Web page and app entries
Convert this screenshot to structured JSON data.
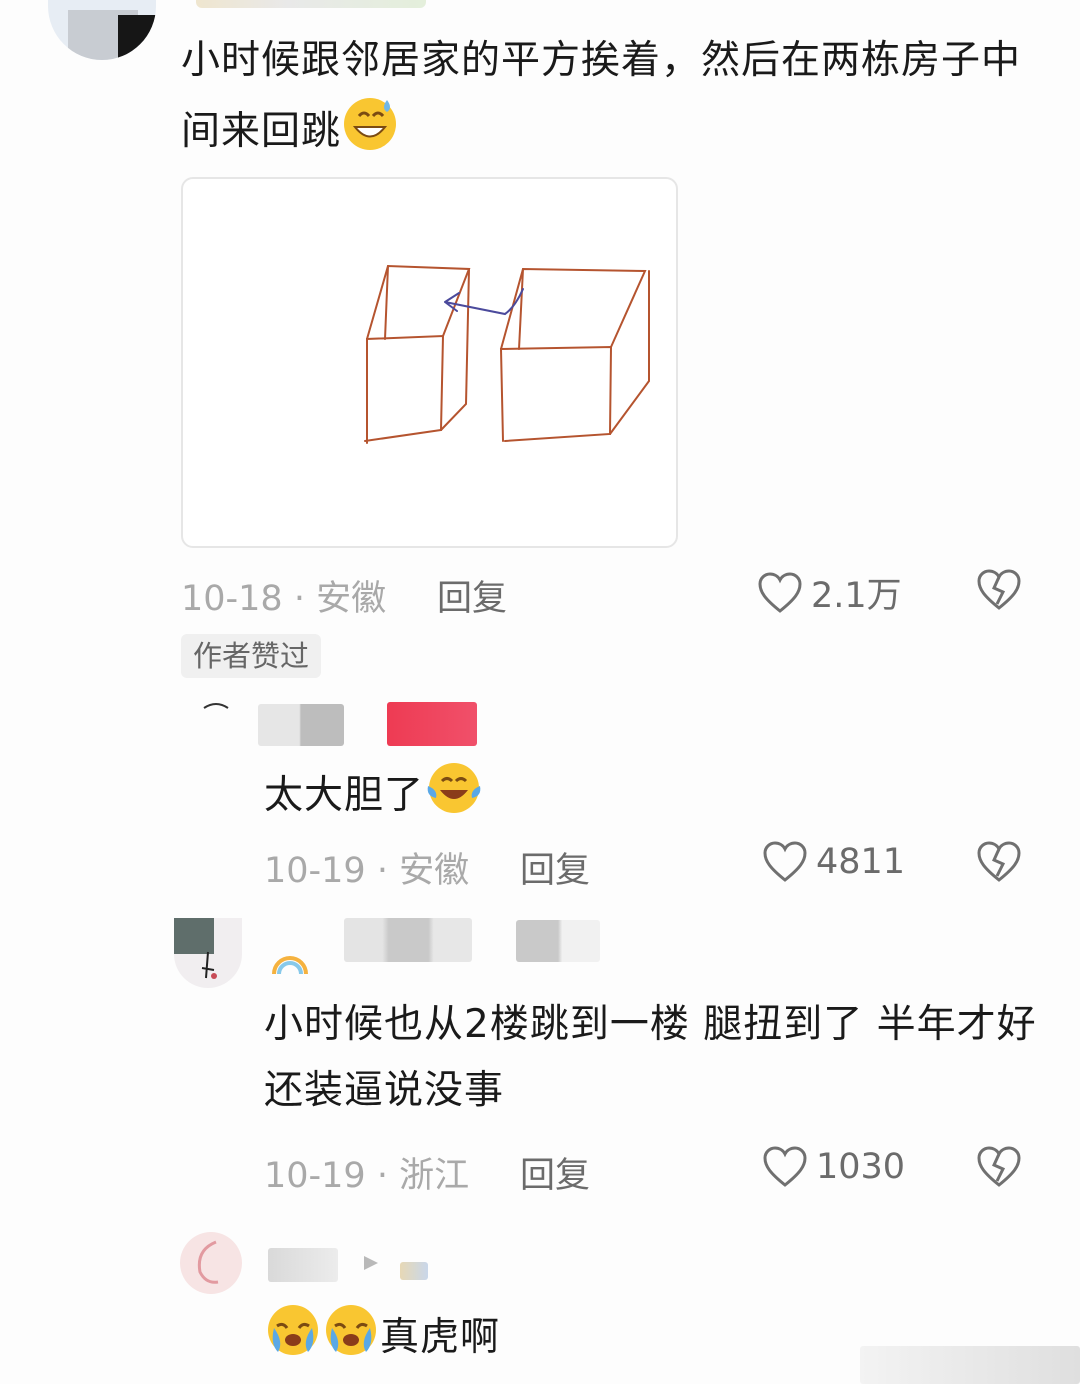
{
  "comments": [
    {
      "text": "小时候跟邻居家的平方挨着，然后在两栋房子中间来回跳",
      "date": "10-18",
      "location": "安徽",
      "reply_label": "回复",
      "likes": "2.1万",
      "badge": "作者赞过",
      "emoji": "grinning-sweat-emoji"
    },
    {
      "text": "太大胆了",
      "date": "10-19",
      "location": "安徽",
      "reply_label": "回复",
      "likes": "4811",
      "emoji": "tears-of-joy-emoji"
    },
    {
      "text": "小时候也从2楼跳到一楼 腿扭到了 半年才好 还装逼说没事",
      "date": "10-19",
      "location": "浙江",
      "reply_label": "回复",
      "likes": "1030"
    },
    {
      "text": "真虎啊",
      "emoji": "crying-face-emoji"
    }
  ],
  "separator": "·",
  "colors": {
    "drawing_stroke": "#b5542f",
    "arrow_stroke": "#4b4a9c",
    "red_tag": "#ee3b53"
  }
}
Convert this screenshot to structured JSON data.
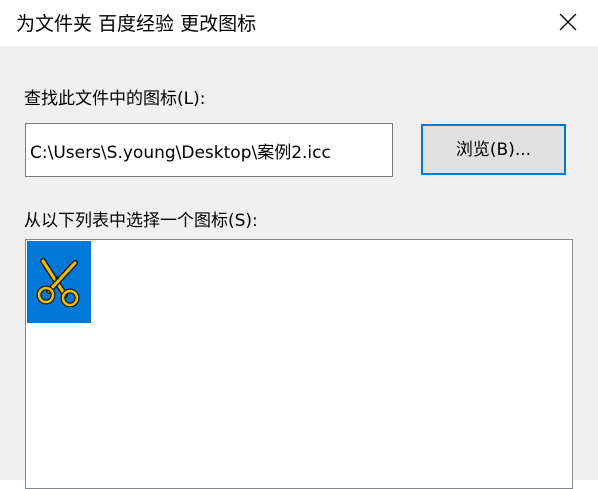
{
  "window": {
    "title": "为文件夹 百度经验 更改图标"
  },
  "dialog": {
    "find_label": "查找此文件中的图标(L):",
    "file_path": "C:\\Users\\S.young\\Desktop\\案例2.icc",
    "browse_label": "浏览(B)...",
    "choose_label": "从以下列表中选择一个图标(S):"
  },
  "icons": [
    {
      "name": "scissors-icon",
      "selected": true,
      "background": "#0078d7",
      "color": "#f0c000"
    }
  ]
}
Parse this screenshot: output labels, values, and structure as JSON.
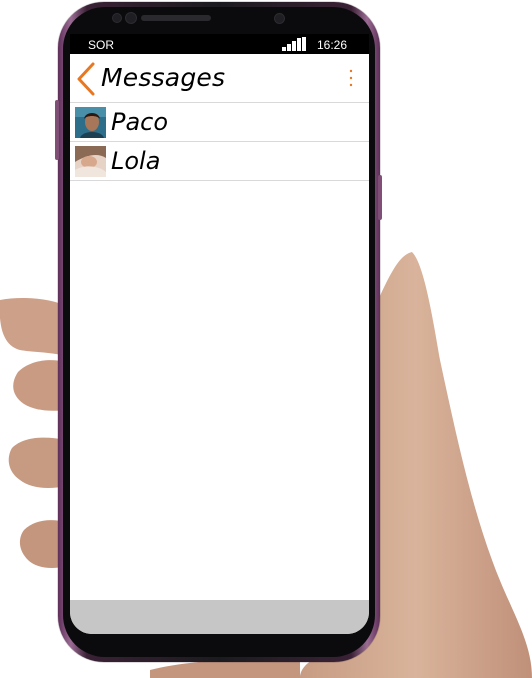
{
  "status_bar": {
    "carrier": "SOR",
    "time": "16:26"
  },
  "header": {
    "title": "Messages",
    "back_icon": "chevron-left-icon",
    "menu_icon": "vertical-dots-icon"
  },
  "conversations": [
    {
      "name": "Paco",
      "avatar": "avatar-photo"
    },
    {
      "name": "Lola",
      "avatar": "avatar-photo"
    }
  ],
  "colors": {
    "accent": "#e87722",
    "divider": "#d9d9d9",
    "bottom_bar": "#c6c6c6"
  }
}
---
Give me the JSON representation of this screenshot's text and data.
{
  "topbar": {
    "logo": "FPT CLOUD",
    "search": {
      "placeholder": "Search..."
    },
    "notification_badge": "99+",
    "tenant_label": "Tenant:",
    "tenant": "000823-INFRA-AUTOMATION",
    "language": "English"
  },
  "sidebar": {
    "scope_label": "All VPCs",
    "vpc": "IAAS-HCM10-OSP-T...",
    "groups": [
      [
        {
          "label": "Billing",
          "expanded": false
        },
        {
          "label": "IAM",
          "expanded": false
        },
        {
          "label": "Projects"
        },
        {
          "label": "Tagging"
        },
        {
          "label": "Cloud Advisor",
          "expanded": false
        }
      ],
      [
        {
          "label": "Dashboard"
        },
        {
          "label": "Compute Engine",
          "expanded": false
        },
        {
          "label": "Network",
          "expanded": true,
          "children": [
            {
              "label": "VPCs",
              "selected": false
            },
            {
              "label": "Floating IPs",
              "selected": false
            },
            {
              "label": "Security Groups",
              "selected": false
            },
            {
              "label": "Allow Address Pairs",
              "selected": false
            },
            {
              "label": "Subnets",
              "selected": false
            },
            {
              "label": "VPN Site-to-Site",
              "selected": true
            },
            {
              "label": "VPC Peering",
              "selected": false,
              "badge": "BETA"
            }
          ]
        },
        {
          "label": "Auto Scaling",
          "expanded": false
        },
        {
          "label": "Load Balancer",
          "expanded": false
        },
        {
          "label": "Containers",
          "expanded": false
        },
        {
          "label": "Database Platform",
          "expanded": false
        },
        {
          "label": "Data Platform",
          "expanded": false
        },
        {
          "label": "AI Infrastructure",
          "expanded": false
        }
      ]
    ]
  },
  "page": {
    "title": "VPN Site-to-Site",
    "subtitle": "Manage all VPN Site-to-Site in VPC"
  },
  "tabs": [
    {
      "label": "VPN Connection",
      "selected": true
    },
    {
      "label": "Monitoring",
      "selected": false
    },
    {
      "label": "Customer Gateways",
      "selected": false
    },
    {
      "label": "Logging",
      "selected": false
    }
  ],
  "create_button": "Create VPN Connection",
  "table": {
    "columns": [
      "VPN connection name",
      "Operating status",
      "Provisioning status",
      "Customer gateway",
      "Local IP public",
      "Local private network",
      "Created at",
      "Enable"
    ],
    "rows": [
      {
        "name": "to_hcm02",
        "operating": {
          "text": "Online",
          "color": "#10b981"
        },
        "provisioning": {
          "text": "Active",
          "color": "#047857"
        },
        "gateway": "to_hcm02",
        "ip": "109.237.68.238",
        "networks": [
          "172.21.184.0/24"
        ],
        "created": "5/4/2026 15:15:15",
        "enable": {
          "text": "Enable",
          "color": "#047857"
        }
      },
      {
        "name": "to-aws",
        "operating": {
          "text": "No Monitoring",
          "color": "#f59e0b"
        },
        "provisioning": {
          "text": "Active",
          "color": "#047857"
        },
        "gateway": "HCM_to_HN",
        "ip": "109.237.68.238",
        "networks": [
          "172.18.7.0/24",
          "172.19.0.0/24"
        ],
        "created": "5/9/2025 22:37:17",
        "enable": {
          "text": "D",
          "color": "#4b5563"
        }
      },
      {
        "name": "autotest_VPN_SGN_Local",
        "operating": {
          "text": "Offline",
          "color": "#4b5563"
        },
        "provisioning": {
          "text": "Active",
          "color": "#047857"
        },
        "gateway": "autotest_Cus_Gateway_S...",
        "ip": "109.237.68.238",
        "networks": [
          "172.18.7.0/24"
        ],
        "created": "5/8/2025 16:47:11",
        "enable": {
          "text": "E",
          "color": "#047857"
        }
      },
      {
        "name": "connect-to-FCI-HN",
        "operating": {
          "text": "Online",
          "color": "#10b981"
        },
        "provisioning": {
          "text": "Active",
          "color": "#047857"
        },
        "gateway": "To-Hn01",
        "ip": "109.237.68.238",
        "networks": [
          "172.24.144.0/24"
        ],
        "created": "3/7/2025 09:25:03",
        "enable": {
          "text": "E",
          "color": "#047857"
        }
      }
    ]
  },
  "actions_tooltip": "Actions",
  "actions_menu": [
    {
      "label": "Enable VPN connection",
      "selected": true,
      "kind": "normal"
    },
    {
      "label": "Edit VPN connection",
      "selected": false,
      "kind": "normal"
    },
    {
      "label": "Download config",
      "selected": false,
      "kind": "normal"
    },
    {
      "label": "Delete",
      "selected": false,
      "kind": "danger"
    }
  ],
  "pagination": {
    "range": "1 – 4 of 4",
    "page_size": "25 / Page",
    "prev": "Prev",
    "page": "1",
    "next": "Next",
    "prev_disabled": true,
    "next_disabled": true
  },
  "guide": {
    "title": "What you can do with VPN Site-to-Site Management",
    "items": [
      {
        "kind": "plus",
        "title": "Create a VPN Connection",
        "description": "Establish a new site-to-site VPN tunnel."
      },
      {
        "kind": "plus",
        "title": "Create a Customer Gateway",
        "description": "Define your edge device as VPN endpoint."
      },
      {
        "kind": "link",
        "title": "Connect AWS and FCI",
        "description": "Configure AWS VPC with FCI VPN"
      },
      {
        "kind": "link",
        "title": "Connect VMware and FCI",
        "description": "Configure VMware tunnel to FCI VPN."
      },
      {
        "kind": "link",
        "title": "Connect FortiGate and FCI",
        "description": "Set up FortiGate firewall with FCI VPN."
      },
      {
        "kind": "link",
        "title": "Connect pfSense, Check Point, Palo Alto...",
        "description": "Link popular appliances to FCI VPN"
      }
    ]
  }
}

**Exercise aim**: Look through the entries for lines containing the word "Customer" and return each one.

**The answer**:
      "label": "Customer Gateways",
      "Customer gateway",
        "title": "Create a Customer Gateway",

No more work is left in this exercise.